India’s gold imports may hit an all time high of over 1,000 tonnes in 2015 buoyed by sharp fall in global prices, according to the All India Gems and Jewellery Trade Federation.
The world’s second-biggest gold consumer had imported around 900 tonnes in 2014, it said.
“For the first time, we expect gold imports to cross 1,000 tonnes this calendar year. More imports are being undertaken taking advantage of significant fall in global prices,” Federation Director Bachhraj Bamalwa told PTI.
Gold prices in the international market have fallen to a five-year low.
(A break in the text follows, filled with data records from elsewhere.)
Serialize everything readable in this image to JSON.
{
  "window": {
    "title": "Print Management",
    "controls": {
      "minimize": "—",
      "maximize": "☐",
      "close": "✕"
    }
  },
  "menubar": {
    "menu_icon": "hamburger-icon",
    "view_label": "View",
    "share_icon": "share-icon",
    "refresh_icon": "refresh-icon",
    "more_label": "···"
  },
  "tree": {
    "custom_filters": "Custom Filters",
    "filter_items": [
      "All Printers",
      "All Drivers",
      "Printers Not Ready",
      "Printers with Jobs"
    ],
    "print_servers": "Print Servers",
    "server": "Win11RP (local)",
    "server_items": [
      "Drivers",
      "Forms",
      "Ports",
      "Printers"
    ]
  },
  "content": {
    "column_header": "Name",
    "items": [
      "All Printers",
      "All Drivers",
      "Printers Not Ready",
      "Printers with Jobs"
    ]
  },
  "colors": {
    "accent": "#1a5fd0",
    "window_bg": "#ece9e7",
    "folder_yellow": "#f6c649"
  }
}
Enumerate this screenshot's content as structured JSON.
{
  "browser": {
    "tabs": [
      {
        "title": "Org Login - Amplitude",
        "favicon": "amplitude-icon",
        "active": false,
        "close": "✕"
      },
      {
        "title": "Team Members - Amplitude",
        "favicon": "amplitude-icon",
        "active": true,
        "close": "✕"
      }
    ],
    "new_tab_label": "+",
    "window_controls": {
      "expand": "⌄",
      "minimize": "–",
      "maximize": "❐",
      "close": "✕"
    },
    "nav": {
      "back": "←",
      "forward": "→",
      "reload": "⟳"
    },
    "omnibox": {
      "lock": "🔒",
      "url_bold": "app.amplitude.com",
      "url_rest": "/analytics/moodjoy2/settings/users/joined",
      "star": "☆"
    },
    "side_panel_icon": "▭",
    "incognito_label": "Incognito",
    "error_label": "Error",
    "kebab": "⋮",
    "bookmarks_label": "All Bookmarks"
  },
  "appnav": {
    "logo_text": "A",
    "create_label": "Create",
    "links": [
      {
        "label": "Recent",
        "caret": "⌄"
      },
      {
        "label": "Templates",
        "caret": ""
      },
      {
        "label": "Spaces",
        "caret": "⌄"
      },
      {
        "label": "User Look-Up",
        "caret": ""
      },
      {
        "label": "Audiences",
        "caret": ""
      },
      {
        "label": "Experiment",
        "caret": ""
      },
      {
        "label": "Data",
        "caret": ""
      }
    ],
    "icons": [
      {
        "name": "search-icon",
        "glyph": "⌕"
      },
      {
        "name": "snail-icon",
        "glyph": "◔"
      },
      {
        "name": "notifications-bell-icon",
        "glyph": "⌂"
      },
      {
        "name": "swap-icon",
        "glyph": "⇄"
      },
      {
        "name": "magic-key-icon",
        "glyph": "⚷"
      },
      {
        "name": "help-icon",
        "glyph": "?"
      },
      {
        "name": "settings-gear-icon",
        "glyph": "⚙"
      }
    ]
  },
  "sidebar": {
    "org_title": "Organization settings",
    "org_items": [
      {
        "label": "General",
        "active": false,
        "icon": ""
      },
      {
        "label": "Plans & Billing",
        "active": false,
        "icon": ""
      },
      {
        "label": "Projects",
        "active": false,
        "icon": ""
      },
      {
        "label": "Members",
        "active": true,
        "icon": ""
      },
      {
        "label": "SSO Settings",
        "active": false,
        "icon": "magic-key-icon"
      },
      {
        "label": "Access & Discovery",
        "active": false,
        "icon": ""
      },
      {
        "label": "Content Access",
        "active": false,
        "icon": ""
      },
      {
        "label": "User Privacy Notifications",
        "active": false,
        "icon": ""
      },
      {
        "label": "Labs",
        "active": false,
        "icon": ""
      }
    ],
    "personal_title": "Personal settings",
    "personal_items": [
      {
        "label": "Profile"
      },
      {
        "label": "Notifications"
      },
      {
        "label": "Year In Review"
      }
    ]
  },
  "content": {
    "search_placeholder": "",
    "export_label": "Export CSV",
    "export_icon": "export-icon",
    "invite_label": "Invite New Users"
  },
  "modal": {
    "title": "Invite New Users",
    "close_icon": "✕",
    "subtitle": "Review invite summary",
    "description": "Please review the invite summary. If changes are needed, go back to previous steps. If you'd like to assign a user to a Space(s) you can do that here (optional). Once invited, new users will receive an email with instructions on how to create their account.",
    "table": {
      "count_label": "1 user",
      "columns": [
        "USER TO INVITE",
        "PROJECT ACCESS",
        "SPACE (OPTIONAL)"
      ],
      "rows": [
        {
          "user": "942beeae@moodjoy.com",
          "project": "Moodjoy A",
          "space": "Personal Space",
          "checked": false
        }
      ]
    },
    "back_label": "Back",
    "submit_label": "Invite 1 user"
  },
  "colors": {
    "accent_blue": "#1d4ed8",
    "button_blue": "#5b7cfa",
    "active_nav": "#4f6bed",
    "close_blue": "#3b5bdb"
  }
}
However, the falling global prices have not reflected in the domestic market due to rupee appreciation against the US dollar, he said.
According to the federation, India has imported 850 tonnes of gold during January-September period of 2015 as against 650 tonnes in the year-ago period.
“We expect 150-200 tonnes of imports to take place in the December quarter of this year, as against 300 tonnes in the year-ago period”, Bamalwa said.
Imports in the October-December period this year are likely to be lower compared to the year-ago period because traders imported more during last year fearing further restrictions on gold shipments, he added.
In a latest report, the World Gold Council has said India’s gold demand in fourth (Oct-Dec)quarter would be more muted.
“Lingering concerns over the health of the rural Indian economy and local gold prices remaining in close proximity to Rs 27,000 per 10 grams level in recent weeks also give reasons to adopt a prudent outlook for the usual fourth quarter uplift in Indian demand”, it said.
Although the upsurge in demand during July-September period partially compensated for the second quarter’s poor turnout, it also ate into normal seasonal demand that would take place between September and November, the report said.
Festival and wedding purchases were brought forward to take advantage of the price dip, therefore demand towards the end of the year is likely to be correspondingly affected, it added.
Gold is the second-largest import item for India after petroleum. Higher gold import bill adversely affects the country’s current account deficit.